Thomas Pynchon‘s Inherent Vice is about a pothead private investigator asked by his ex-girlfriend to look into the disappearance of her new (married) boyfriend, who is a wealthy land developer. Set in the sixties in Southern California, the hippy movement is strong, surfing and surf rock rule, mistrust is rampant, and everyone is corrupt. Everyone is looking to score but it’s not always drugs they are looking for.
This noir novel drives the reader into the mind of a pothead. Not necessarily the protagonist’s mind, because if I was inside Doc’s mind, I would have an easier time reading Inherent Vice. Pynchon introduces an unceasing barrage of characters, without any background on them: just a few sentences to explain how they’ve entered the story at that exact moment. It’s like we are Doc’s silent partner, waiting for him to verbalize something so that we can understand what is happening.

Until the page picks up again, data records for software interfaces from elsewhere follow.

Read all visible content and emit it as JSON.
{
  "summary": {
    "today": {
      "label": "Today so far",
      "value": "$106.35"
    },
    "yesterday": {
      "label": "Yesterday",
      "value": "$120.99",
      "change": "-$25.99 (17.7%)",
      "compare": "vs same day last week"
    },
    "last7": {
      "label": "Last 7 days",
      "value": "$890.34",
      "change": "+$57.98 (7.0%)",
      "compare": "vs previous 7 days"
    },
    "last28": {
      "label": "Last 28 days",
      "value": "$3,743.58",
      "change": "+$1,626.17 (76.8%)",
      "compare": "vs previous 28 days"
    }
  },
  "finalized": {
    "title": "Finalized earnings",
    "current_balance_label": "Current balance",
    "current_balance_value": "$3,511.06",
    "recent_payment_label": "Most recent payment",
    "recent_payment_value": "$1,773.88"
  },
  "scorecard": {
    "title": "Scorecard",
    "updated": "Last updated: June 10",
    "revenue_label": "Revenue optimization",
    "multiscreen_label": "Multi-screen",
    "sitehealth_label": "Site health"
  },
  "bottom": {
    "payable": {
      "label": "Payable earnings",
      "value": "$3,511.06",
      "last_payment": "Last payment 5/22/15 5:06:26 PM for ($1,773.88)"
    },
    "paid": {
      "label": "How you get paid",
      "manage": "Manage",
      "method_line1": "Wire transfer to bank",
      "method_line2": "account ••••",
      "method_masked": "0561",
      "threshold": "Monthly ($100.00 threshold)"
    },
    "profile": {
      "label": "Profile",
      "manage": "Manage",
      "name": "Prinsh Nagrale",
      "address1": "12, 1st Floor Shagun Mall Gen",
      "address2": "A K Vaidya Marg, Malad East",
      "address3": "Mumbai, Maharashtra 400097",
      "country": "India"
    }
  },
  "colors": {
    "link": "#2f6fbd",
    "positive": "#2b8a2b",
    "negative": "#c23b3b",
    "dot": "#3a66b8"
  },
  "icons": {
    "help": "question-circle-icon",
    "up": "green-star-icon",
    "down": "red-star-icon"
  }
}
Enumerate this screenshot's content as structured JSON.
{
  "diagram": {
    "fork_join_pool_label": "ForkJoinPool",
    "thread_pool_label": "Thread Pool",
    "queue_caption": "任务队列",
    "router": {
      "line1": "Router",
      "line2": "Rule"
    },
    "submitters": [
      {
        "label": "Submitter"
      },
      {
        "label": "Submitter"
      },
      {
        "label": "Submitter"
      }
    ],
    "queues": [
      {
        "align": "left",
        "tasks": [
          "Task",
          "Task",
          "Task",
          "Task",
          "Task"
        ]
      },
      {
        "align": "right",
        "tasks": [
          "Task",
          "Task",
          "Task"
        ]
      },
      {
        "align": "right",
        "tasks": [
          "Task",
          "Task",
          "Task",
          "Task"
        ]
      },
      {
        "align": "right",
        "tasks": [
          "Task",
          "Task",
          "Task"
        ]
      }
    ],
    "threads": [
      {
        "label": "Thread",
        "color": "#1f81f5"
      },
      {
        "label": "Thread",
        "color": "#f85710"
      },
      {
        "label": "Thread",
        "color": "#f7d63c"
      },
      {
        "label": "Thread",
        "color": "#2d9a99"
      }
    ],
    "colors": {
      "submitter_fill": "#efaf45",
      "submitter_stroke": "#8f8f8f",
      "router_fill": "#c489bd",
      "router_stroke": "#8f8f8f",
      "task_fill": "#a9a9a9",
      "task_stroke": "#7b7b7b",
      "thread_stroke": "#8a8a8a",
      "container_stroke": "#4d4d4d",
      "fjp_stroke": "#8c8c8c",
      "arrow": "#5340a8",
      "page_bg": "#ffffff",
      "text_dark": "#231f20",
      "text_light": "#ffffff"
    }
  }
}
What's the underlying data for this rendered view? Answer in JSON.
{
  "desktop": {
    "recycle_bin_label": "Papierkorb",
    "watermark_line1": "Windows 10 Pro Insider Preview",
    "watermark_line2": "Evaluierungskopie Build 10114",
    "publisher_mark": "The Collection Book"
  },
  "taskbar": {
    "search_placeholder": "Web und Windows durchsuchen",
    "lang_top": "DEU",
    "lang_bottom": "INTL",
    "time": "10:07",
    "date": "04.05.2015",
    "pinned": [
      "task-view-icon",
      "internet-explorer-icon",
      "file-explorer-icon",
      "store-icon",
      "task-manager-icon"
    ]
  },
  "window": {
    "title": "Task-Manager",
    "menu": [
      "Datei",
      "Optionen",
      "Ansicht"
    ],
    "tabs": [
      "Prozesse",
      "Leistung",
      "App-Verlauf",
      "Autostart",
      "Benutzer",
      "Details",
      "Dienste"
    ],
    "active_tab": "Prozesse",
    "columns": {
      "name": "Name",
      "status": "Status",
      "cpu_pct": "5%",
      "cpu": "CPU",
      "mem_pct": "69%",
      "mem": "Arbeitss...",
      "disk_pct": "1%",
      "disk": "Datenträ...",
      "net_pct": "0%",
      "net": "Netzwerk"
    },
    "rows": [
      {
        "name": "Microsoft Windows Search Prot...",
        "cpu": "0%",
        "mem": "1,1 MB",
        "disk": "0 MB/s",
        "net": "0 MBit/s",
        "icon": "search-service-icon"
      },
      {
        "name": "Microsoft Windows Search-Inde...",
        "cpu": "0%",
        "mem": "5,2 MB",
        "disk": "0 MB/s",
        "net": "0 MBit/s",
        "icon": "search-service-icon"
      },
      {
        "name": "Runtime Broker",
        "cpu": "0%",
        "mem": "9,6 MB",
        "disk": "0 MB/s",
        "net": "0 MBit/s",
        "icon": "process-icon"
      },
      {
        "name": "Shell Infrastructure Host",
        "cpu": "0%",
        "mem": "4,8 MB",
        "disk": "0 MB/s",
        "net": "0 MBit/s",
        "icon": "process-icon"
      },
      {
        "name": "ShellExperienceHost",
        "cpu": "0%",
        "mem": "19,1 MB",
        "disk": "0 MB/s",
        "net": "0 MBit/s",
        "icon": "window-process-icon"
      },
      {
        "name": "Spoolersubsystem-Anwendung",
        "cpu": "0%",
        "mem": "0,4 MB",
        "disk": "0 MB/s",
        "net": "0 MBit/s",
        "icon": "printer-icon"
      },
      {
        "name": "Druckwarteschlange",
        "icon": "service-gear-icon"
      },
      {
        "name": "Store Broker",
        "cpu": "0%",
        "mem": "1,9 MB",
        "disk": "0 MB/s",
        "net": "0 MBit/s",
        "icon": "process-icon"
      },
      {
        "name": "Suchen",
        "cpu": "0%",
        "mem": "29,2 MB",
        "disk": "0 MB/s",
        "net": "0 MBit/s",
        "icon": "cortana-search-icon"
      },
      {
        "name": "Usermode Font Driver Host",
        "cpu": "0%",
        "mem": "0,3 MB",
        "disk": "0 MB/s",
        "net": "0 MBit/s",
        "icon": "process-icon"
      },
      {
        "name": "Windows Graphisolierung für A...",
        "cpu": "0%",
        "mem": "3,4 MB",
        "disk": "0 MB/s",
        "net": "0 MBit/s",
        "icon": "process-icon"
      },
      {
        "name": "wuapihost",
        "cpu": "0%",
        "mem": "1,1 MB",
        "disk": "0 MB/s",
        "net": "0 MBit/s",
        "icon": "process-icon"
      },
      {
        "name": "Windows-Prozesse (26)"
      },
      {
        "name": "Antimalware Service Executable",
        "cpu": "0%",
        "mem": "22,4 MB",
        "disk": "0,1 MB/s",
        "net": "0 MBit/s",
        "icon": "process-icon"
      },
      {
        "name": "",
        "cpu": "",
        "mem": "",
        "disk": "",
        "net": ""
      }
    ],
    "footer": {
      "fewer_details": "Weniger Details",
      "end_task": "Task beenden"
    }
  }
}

Everything seems so hazy as you read: characters reappear, but there are so many you have to struggle to remember who they are: Corrupt cops, drug dealing cooks, white supremacists, boyfriends, a sitcom-obsessed lawyer, wives, drug transporting flight attendants. Everyone is high on something: drugs, power, wealth, sex.
Pynchon’s descriptions pull you into a drugged out haze: one where you end up rereading paragraphs because he subtly makes your mind wander as Doc’s mind wanders and connects unrelated things and notes everything he sees and hears.